— TASK OBJECTIVE —
Where "адресу" appears in a line of the entries below, that line should be copied.

— GIVEN DATA —
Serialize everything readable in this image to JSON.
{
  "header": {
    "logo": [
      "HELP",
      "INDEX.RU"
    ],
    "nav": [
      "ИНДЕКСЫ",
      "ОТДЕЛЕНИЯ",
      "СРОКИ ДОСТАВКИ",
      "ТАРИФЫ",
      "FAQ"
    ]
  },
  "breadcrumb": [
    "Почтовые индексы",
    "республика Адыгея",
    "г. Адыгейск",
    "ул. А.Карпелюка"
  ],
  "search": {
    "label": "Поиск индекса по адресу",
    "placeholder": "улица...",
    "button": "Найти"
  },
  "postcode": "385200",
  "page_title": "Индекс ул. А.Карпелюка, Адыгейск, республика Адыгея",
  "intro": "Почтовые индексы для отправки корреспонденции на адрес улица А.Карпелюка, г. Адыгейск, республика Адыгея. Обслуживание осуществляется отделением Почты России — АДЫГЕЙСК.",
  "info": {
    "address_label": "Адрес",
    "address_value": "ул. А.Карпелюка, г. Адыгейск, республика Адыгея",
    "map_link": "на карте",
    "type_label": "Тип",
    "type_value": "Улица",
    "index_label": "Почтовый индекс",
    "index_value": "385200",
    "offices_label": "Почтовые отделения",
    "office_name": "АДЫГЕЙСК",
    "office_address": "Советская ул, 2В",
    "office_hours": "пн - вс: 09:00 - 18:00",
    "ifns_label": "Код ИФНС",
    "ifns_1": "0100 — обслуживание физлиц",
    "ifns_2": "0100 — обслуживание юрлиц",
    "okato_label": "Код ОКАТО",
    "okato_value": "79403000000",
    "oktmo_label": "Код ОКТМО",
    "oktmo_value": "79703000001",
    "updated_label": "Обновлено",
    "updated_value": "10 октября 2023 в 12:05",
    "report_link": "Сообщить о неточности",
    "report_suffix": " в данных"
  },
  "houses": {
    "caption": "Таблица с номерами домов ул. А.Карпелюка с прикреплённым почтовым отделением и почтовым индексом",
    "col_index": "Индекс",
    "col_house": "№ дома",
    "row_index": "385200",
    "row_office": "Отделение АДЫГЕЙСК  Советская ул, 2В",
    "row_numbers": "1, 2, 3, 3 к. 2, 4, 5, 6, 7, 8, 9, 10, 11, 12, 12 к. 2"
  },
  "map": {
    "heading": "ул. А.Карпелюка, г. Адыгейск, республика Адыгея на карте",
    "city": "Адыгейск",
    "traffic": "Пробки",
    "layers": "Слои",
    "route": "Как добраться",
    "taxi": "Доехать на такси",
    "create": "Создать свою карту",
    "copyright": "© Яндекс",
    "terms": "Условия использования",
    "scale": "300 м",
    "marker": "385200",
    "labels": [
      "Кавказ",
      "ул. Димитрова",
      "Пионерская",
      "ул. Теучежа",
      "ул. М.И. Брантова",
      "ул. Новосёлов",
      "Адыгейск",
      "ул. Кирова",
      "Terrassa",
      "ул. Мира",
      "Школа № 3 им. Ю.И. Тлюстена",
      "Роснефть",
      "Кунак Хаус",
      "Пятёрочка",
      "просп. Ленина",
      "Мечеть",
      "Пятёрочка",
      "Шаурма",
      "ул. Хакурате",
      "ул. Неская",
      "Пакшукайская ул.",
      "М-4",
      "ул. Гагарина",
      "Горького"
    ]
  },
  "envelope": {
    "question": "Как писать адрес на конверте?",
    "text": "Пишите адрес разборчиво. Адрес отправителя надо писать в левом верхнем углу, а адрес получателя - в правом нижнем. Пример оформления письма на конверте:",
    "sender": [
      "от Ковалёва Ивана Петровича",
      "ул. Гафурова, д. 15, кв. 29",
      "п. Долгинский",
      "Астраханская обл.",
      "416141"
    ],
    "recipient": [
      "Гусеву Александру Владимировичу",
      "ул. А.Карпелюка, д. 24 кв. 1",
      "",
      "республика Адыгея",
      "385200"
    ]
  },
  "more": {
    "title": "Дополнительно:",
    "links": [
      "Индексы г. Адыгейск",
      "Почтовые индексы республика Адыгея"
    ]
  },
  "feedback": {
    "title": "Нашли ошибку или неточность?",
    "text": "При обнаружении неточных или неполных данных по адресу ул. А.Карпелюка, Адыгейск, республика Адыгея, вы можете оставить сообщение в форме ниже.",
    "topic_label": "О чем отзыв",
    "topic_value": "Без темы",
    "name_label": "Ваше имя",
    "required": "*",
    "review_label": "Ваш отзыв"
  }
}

— RESULT OF THE TASK —
    "label": "Поиск индекса по адресу",
    "text": "При обнаружении неточных или неполных данных по адресу ул. А.Карпелюка, Адыгейск, республика Адыгея, вы можете оставить сообщение в форме ниже.",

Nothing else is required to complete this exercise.